-- MATERIALS PROVIDED --
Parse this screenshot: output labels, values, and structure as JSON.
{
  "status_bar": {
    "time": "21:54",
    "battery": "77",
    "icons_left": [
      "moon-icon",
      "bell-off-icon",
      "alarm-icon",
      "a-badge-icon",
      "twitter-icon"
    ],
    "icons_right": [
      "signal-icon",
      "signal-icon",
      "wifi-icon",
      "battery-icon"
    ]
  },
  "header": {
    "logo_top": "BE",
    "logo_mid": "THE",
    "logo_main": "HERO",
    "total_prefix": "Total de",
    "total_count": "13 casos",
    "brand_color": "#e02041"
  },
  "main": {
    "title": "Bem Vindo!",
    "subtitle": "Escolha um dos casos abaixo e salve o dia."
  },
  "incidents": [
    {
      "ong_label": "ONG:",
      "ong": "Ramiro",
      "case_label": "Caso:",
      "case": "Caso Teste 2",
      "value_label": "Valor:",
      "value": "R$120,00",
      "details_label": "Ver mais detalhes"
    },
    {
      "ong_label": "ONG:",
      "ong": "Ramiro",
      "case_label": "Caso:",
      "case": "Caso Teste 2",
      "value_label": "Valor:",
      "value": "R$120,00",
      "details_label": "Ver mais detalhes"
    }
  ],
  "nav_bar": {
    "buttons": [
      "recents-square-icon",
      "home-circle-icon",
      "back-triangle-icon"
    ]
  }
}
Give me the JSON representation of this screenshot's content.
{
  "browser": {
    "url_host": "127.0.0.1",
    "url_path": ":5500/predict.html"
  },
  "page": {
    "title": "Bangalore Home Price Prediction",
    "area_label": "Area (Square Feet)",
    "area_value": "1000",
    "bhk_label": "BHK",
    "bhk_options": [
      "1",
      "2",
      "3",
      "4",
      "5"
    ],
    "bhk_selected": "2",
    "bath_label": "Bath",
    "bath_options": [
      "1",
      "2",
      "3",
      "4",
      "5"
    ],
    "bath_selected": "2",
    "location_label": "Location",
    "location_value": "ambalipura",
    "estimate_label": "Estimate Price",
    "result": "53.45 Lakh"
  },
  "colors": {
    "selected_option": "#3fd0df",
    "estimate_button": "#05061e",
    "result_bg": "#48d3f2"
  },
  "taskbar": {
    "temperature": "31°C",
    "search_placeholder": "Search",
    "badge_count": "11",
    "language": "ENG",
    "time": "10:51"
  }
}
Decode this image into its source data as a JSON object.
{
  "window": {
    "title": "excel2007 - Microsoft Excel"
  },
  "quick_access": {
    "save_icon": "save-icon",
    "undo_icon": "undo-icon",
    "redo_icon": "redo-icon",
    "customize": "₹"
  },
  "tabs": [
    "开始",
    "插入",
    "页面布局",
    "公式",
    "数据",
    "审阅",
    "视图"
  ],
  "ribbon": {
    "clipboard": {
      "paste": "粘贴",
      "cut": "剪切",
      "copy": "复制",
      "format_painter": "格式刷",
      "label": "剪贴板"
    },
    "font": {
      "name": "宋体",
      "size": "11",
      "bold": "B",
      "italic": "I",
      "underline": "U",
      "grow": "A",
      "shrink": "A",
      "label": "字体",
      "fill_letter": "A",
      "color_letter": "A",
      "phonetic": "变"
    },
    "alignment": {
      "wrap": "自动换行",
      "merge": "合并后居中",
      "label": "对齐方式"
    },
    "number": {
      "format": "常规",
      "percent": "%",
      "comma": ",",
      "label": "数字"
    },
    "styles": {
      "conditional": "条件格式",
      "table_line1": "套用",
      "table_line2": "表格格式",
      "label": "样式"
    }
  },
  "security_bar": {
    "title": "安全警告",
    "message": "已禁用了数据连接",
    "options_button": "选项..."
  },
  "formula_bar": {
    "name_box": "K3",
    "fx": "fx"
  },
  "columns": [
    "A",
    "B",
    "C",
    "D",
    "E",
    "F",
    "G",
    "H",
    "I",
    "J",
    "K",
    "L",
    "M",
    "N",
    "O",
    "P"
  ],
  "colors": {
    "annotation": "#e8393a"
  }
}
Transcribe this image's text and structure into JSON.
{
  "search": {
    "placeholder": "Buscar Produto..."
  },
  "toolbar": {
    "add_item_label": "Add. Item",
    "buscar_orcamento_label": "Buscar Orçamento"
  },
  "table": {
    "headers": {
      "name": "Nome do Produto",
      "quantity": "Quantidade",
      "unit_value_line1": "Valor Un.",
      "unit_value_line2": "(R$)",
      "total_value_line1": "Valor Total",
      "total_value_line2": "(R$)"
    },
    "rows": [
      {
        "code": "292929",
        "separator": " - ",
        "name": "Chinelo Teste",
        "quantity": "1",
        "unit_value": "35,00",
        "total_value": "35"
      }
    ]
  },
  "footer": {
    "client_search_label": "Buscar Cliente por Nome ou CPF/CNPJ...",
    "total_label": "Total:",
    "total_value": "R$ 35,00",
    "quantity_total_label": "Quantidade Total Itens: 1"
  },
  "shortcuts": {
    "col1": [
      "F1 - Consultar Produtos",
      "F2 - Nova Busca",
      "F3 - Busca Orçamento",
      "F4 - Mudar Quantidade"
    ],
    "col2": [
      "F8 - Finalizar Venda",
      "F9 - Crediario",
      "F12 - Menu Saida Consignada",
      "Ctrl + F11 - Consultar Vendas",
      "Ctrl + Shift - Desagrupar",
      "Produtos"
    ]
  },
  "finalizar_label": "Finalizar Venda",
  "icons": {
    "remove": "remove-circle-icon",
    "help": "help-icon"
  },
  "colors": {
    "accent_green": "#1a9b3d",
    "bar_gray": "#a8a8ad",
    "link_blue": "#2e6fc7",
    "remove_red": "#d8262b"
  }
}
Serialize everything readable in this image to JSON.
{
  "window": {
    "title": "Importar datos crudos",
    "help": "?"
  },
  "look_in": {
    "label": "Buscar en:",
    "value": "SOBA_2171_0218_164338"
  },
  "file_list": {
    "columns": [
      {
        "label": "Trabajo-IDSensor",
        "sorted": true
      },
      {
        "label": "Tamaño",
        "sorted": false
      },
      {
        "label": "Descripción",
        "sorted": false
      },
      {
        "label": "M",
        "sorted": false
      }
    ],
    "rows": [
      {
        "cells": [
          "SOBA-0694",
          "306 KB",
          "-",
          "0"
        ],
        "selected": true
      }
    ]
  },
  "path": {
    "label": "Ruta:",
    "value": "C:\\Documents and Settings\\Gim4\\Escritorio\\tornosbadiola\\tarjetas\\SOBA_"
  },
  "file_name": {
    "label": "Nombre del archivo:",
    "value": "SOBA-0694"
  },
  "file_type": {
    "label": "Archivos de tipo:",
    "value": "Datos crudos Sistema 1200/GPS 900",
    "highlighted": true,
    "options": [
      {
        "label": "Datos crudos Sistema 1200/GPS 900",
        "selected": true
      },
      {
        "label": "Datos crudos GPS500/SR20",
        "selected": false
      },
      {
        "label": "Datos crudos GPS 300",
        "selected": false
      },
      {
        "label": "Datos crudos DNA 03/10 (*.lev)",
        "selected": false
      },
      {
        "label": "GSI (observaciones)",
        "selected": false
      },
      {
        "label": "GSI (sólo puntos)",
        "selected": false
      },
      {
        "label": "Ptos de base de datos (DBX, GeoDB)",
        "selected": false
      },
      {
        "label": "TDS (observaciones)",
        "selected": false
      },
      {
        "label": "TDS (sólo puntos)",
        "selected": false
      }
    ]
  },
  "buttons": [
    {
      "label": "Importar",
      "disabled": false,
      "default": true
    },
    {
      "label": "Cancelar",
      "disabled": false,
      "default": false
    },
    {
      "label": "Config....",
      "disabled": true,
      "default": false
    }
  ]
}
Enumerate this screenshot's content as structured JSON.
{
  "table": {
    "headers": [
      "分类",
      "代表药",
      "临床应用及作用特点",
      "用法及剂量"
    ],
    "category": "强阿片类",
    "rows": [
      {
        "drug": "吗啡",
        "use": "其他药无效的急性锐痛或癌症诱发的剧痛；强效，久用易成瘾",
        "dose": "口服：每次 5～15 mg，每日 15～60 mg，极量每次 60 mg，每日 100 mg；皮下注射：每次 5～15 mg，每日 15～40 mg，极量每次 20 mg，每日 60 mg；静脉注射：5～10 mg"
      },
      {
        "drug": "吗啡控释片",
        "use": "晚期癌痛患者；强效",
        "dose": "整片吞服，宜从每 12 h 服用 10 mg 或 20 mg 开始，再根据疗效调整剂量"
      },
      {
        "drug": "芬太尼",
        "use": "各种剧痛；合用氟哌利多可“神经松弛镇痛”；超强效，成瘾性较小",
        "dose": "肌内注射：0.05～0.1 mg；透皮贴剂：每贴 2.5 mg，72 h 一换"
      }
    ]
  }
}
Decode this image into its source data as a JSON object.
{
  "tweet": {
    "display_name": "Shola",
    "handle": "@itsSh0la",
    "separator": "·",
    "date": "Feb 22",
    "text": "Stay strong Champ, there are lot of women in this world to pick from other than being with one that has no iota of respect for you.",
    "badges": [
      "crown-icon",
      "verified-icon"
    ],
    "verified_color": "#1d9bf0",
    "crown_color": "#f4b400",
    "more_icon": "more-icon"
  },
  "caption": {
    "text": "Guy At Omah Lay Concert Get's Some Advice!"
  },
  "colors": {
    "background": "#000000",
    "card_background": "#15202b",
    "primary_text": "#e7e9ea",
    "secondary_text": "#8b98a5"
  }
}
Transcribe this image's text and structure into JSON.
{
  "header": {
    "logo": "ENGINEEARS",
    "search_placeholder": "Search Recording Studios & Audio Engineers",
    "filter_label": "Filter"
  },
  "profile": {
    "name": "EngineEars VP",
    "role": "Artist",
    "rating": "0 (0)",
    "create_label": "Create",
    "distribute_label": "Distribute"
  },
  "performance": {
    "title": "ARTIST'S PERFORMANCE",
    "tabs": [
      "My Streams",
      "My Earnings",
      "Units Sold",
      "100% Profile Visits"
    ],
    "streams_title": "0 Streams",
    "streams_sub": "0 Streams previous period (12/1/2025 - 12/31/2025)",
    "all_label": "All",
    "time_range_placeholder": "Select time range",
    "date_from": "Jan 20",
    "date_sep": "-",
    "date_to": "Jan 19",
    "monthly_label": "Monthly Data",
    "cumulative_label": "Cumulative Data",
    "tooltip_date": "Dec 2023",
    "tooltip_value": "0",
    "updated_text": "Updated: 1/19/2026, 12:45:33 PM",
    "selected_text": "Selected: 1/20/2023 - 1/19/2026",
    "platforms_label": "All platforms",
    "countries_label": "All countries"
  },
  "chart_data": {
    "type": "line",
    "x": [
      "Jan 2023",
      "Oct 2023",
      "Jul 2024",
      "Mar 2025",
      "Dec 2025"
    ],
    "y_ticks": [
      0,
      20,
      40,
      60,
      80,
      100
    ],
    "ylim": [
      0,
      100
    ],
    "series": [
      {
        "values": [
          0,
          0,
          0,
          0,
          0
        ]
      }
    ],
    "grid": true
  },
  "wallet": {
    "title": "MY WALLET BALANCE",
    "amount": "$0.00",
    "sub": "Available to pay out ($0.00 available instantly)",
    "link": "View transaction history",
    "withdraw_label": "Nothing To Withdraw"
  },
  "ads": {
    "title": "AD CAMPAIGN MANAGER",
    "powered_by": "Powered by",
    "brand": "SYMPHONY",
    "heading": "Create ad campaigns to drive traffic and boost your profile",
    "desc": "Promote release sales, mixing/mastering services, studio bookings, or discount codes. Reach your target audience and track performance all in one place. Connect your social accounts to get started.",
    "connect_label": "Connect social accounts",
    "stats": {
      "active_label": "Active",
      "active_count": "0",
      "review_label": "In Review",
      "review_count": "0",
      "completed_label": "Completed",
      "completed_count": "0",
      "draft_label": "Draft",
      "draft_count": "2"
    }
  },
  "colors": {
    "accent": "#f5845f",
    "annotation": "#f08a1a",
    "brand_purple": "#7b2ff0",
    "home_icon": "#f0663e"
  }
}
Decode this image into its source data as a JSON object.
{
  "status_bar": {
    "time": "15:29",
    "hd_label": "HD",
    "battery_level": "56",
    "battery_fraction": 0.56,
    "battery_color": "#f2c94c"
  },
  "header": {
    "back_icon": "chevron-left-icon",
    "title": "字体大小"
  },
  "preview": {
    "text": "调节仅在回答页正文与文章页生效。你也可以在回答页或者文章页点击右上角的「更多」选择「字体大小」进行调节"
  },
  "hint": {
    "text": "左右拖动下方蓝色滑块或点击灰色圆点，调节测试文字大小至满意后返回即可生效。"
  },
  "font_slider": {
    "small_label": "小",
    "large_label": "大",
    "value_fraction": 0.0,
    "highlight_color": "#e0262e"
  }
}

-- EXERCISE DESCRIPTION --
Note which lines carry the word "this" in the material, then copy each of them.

-- ANSWER BOX --
Parse this screenshot: output labels, values, and structure as JSON.
Give me the JSON representation of this screenshot's content.
Decode this image into its source data as a JSON object.
Transcribe this image's text and structure into JSON.
Serialize everything readable in this image to JSON.
Enumerate this screenshot's content as structured JSON.
Decode this image into its source data as a JSON object.
    "text": "Stay strong Champ, there are lot of women in this world to pick from other than being with one that has no iota of respect for you.",
Transcribe this image's text and structure into JSON.
Decode this image into its source data as a JSON object.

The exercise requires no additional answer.